*** INFORMATION GIVEN ***
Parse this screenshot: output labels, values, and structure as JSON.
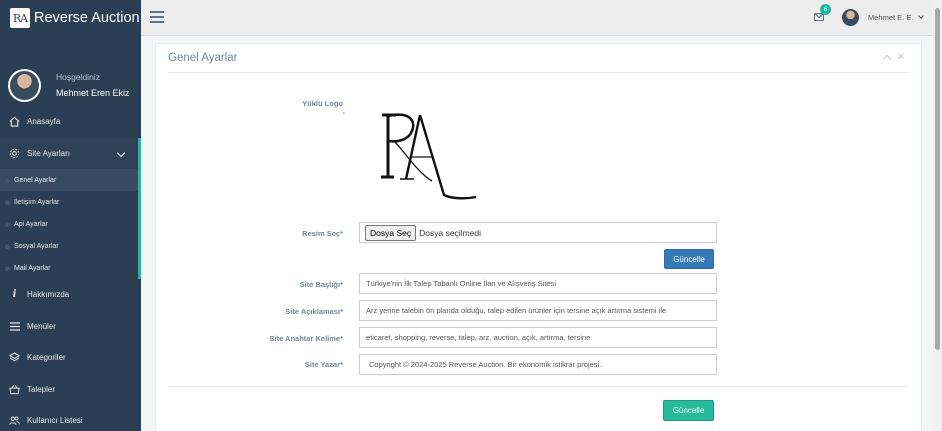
{
  "brand": {
    "logo_text": "RA",
    "name": "Reverse Auction"
  },
  "profile": {
    "welcome": "Hoşgeldiniz",
    "name": "Mehmet Eren Ekiz"
  },
  "sidebar": {
    "items": [
      {
        "label": "Anasayfa",
        "icon": "home-icon"
      },
      {
        "label": "Site Ayarları",
        "icon": "gear-icon"
      },
      {
        "label": "Hakkımızda",
        "icon": "info-icon"
      },
      {
        "label": "Menüler",
        "icon": "bars-icon"
      },
      {
        "label": "Kategoriler",
        "icon": "layers-icon"
      },
      {
        "label": "Talepler",
        "icon": "basket-icon"
      },
      {
        "label": "Kullanıcı Listesi",
        "icon": "users-icon"
      }
    ],
    "submenu": [
      {
        "label": "Genel Ayarlar"
      },
      {
        "label": "İletişim Ayarlar"
      },
      {
        "label": "Api Ayarlar"
      },
      {
        "label": "Sosyal Ayarlar"
      },
      {
        "label": "Mail Ayarlar"
      }
    ]
  },
  "topnav": {
    "mail_badge": "6",
    "user": "Mehmet E. E."
  },
  "panel": {
    "title": "Genel Ayarlar",
    "logo_label": "Yüklü Logo",
    "logo_dash": "-",
    "file_label": "Resim Seç*",
    "file_button": "Dosya Seç",
    "file_status": "Dosya seçilmedi",
    "update_button": "Güncelle",
    "fields": {
      "title_label": "Site Başlığı*",
      "title_value": "Türkiye'nin İlk Talep Tabanlı Online İlan ve Alışveriş Sitesi",
      "desc_label": "Site Açıklaması*",
      "desc_value": "Arz yerine talebin ön planda olduğu, talep edilen ürünler için tersine açık artırma sistemi ile",
      "keywords_label": "Site Anahtar Kelime*",
      "keywords_value": "eticaret, shopping, reverse, talep, arz, auction, açık, artırma, tersine",
      "author_label": "Site Yazar*",
      "author_value": "Copyright © 2024-2025  Reverse Auction. Bir ekonomik istikrar projesi."
    },
    "submit_button": "Güncelle"
  },
  "colors": {
    "sidebar": "#2a3f54",
    "accent": "#1abb9c",
    "primary": "#337ab7",
    "success": "#26b99a"
  }
}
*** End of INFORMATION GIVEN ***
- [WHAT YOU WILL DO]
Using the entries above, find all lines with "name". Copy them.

- [THE COMPLETED TASK]
    "name": "Reverse Auction"
    "name": "Mehmet Eren Ekiz"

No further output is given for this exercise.